→ ABOUT THIS EXERCISE
Among the entries below, find all lines that include "Standardmäßig" and copy them.

→ SUPPLIED MATERIAL

- Opening Delimiter -

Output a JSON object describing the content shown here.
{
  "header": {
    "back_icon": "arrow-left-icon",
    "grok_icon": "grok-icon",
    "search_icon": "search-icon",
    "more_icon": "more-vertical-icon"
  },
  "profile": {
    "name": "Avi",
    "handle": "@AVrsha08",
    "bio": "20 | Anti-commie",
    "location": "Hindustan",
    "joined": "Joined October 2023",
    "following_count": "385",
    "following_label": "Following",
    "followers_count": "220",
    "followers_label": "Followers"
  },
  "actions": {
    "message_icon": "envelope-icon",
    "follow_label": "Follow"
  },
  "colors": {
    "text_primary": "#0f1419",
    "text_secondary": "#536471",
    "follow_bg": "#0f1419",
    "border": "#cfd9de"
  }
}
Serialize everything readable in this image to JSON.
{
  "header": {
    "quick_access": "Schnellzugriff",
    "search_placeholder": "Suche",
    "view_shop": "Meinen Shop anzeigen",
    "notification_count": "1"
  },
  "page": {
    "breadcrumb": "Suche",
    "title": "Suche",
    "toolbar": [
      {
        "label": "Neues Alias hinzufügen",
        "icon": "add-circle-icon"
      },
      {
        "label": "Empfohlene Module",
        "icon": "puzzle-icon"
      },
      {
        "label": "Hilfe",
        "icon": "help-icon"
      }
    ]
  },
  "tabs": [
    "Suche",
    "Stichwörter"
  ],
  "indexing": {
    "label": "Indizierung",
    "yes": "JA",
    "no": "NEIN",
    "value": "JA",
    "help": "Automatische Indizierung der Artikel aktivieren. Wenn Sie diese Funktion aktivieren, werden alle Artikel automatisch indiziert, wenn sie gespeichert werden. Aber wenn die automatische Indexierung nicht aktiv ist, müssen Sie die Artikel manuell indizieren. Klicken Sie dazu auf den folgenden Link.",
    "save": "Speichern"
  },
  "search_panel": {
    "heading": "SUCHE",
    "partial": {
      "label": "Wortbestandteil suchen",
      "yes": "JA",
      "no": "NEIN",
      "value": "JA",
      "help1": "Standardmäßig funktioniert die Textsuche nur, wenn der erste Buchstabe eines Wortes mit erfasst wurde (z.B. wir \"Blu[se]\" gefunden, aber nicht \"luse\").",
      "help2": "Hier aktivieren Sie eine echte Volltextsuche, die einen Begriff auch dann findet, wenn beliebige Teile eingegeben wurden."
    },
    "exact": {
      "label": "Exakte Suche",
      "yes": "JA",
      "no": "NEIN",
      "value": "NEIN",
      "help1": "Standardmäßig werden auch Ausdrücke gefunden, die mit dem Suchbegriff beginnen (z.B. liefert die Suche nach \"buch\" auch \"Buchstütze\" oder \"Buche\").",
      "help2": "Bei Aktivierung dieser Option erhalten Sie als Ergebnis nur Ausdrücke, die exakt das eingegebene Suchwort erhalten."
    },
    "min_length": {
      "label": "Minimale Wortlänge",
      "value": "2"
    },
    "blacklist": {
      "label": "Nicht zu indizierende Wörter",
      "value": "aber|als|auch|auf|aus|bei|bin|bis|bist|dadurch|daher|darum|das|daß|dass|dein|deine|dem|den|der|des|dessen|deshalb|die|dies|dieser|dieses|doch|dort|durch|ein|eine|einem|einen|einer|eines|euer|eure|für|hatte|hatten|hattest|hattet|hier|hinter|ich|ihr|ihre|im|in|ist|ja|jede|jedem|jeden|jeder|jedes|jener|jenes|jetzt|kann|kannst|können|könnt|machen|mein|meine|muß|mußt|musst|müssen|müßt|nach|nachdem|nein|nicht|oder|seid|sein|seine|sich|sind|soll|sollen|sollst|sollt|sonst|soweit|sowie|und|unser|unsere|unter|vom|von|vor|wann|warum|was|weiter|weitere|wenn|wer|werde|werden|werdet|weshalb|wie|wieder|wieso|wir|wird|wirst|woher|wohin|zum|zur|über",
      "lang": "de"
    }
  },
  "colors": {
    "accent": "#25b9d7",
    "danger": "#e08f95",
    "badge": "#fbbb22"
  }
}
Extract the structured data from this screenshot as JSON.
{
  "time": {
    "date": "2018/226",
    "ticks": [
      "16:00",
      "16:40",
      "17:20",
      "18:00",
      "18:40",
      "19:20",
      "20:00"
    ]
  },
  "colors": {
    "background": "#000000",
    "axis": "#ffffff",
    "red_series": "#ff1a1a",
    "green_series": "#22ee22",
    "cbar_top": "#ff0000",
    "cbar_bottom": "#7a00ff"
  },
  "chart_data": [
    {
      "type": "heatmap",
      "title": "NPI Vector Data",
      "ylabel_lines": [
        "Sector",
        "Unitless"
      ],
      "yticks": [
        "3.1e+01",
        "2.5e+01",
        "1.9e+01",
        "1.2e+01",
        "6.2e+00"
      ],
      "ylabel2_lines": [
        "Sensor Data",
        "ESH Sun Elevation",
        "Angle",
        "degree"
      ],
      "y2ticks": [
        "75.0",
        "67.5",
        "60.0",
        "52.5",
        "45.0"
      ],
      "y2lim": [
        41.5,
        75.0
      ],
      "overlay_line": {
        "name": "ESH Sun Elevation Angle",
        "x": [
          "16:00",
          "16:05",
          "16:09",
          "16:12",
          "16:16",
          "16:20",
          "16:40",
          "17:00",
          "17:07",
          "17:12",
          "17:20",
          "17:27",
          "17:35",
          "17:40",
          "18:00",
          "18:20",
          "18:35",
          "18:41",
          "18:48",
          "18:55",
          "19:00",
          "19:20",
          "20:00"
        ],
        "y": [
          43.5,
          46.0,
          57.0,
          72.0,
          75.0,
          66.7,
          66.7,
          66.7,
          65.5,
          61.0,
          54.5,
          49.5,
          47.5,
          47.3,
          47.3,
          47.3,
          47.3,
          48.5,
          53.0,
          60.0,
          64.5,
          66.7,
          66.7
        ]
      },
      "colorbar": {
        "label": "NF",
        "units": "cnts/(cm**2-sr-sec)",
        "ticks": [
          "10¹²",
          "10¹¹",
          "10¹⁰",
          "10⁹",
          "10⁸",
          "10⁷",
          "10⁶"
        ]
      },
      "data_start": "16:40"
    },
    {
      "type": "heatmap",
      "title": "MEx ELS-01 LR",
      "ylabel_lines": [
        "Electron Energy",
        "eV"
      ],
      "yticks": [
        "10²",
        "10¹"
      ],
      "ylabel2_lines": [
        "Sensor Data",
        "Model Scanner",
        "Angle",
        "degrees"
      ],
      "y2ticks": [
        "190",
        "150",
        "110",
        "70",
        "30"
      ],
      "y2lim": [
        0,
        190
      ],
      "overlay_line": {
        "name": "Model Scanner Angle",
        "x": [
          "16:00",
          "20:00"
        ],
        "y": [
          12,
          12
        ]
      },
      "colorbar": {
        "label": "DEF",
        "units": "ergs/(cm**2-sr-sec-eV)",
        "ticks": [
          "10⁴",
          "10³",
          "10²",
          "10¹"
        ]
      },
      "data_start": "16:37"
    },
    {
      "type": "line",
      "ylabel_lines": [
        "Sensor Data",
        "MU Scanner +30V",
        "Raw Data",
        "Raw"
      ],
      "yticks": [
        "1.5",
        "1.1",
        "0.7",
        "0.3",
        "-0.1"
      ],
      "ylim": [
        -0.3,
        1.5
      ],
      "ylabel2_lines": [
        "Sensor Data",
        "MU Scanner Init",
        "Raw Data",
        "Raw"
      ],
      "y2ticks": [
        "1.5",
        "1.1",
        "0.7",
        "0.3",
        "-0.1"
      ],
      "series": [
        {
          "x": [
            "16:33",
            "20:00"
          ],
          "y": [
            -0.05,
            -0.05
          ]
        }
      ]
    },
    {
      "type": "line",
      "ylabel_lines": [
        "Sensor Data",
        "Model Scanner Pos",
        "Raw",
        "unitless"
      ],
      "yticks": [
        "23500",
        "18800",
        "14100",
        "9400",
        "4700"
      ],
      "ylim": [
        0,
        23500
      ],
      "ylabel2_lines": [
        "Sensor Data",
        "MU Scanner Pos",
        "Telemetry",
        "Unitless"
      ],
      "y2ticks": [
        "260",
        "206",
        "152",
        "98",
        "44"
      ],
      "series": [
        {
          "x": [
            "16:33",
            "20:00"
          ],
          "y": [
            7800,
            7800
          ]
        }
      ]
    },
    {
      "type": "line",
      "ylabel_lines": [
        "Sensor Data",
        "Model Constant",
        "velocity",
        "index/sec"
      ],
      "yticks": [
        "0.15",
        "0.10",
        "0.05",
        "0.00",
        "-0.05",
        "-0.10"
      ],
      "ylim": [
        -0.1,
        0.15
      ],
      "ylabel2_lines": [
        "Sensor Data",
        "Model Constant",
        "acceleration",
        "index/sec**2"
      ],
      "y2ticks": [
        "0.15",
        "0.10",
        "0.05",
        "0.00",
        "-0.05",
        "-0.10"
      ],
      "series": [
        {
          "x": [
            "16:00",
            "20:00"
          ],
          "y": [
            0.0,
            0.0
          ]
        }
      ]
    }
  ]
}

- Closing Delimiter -

→ ANSWER FOR THIS EXERCISE
      "help1": "Standardmäßig funktioniert die Textsuche nur, wenn der erste Buchstabe eines Wortes mit erfasst wurde (z.B. wir \"Blu[se]\" gefunden, aber nicht \"luse\").",
      "help1": "Standardmäßig werden auch Ausdrücke gefunden, die mit dem Suchbegriff beginnen (z.B. liefert die Suche nach \"buch\" auch \"Buchstütze\" oder \"Buche\").",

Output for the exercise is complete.